— Problem to solve —
Leave the pictures out and repeat the rest of the data below exactly.

-------- Records shown --------

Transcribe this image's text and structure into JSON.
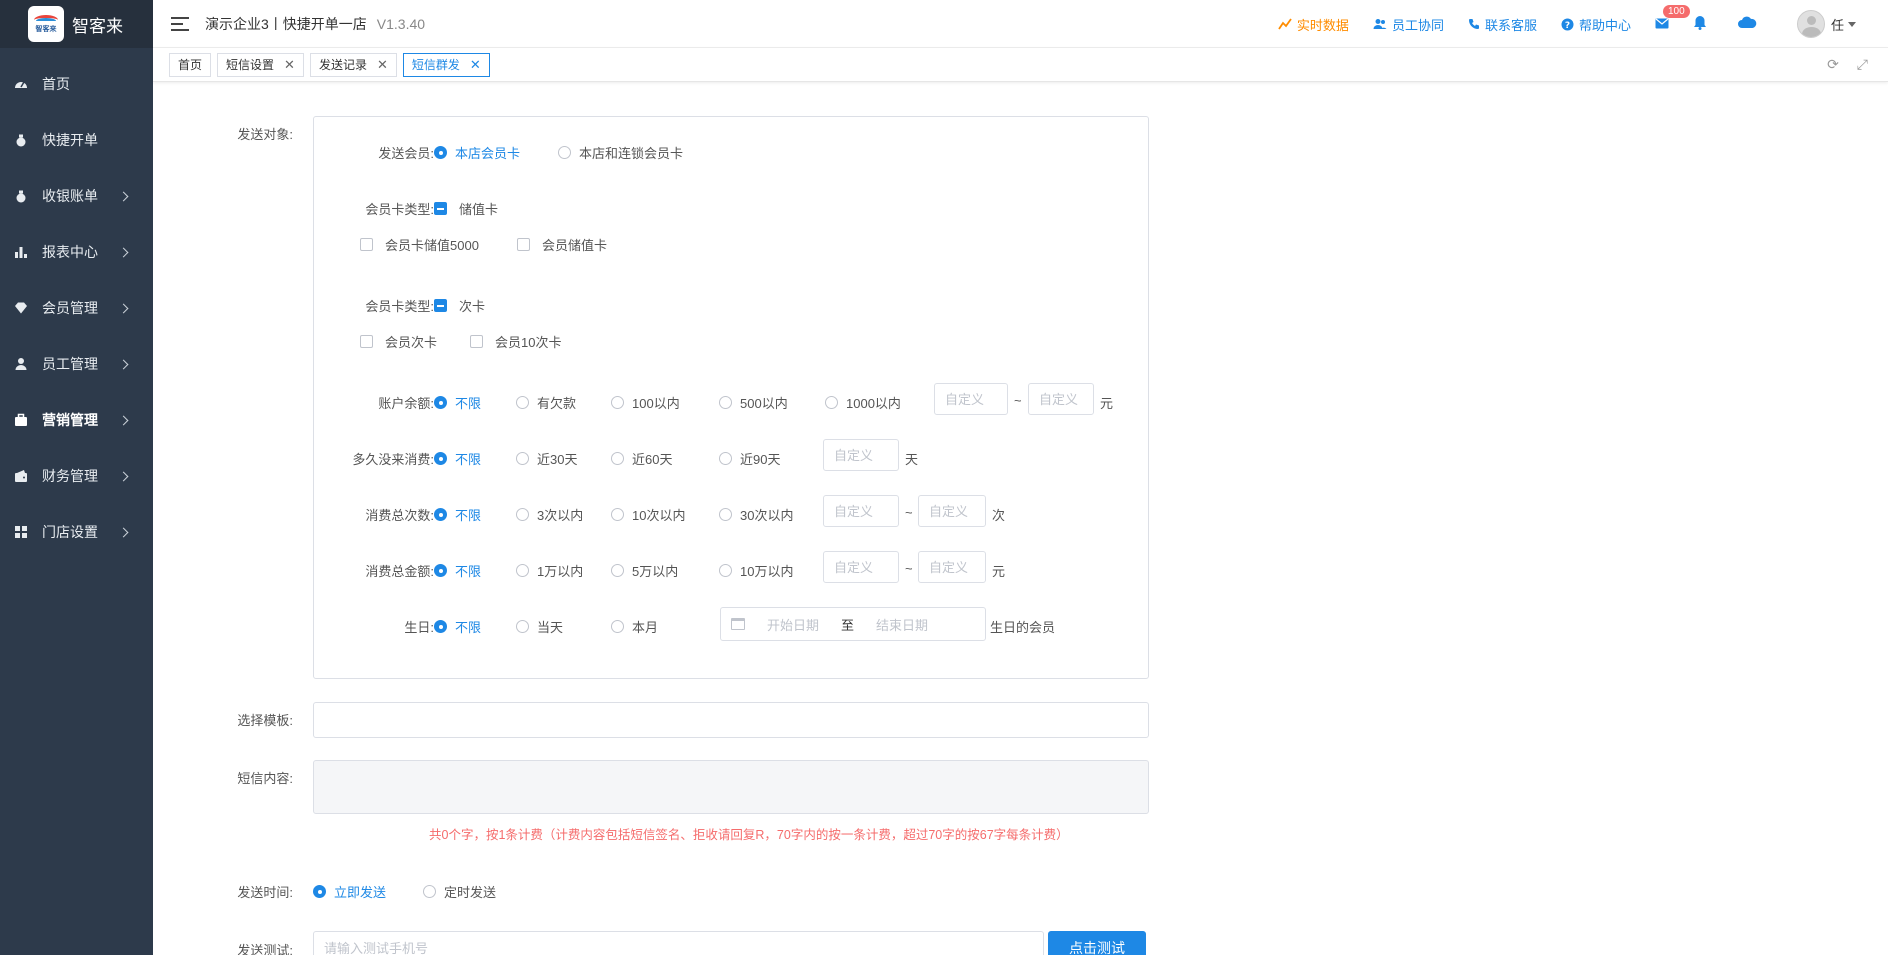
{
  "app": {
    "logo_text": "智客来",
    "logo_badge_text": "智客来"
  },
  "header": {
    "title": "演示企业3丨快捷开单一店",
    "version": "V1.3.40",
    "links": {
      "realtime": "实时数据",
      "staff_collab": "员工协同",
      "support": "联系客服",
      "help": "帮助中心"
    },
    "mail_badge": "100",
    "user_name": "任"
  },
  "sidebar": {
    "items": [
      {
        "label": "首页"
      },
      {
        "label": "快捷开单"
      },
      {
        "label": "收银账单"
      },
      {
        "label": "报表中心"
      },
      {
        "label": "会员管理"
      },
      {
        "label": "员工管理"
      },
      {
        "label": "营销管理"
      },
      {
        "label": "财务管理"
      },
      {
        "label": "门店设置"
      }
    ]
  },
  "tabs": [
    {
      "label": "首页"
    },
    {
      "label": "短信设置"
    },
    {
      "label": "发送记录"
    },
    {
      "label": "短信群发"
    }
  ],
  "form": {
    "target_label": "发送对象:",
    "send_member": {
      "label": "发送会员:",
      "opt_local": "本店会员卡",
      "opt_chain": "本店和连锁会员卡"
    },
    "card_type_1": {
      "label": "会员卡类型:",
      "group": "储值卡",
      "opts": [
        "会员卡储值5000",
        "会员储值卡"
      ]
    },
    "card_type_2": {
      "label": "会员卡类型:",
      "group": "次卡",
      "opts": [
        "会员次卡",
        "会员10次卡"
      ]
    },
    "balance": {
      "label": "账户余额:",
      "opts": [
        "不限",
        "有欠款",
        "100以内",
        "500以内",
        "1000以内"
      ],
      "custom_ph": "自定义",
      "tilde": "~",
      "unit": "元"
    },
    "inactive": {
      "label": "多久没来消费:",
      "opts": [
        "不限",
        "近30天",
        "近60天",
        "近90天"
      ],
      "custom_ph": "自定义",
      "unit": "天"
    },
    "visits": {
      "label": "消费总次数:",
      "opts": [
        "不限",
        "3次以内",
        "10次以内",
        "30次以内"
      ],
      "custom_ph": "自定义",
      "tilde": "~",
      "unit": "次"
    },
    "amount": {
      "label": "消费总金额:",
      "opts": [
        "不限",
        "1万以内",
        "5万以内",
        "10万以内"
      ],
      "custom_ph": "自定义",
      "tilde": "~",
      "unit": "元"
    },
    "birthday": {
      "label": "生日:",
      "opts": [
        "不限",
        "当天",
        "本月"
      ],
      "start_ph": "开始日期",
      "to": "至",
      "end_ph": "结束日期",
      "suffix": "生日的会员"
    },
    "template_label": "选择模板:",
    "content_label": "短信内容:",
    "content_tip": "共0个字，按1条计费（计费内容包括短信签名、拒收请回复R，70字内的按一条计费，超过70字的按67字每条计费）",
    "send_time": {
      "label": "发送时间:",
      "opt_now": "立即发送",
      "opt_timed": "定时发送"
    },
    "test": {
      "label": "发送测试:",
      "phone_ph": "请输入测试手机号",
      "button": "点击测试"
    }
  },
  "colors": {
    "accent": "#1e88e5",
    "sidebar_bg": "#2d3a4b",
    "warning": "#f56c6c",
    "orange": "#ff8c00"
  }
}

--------

— Solution for this problem —
Transcribe this image's text and structure into JSON.
{
  "app": {
    "logo_text": "智客来",
    "logo_badge_text": "智客来"
  },
  "header": {
    "title": "演示企业3丨快捷开单一店",
    "version": "V1.3.40",
    "links": {
      "realtime": "实时数据",
      "staff_collab": "员工协同",
      "support": "联系客服",
      "help": "帮助中心"
    },
    "mail_badge": "100",
    "user_name": "任"
  },
  "sidebar": {
    "items": [
      {
        "label": "首页"
      },
      {
        "label": "快捷开单"
      },
      {
        "label": "收银账单"
      },
      {
        "label": "报表中心"
      },
      {
        "label": "会员管理"
      },
      {
        "label": "员工管理"
      },
      {
        "label": "营销管理"
      },
      {
        "label": "财务管理"
      },
      {
        "label": "门店设置"
      }
    ]
  },
  "tabs": [
    {
      "label": "首页"
    },
    {
      "label": "短信设置"
    },
    {
      "label": "发送记录"
    },
    {
      "label": "短信群发"
    }
  ],
  "form": {
    "target_label": "发送对象:",
    "send_member": {
      "label": "发送会员:",
      "opt_local": "本店会员卡",
      "opt_chain": "本店和连锁会员卡"
    },
    "card_type_1": {
      "label": "会员卡类型:",
      "group": "储值卡",
      "opts": [
        "会员卡储值5000",
        "会员储值卡"
      ]
    },
    "card_type_2": {
      "label": "会员卡类型:",
      "group": "次卡",
      "opts": [
        "会员次卡",
        "会员10次卡"
      ]
    },
    "balance": {
      "label": "账户余额:",
      "opts": [
        "不限",
        "有欠款",
        "100以内",
        "500以内",
        "1000以内"
      ],
      "custom_ph": "自定义",
      "tilde": "~",
      "unit": "元"
    },
    "inactive": {
      "label": "多久没来消费:",
      "opts": [
        "不限",
        "近30天",
        "近60天",
        "近90天"
      ],
      "custom_ph": "自定义",
      "unit": "天"
    },
    "visits": {
      "label": "消费总次数:",
      "opts": [
        "不限",
        "3次以内",
        "10次以内",
        "30次以内"
      ],
      "custom_ph": "自定义",
      "tilde": "~",
      "unit": "次"
    },
    "amount": {
      "label": "消费总金额:",
      "opts": [
        "不限",
        "1万以内",
        "5万以内",
        "10万以内"
      ],
      "custom_ph": "自定义",
      "tilde": "~",
      "unit": "元"
    },
    "birthday": {
      "label": "生日:",
      "opts": [
        "不限",
        "当天",
        "本月"
      ],
      "start_ph": "开始日期",
      "to": "至",
      "end_ph": "结束日期",
      "suffix": "生日的会员"
    },
    "template_label": "选择模板:",
    "content_label": "短信内容:",
    "content_tip": "共0个字，按1条计费（计费内容包括短信签名、拒收请回复R，70字内的按一条计费，超过70字的按67字每条计费）",
    "send_time": {
      "label": "发送时间:",
      "opt_now": "立即发送",
      "opt_timed": "定时发送"
    },
    "test": {
      "label": "发送测试:",
      "phone_ph": "请输入测试手机号",
      "button": "点击测试"
    }
  },
  "colors": {
    "accent": "#1e88e5",
    "sidebar_bg": "#2d3a4b",
    "warning": "#f56c6c",
    "orange": "#ff8c00"
  }
}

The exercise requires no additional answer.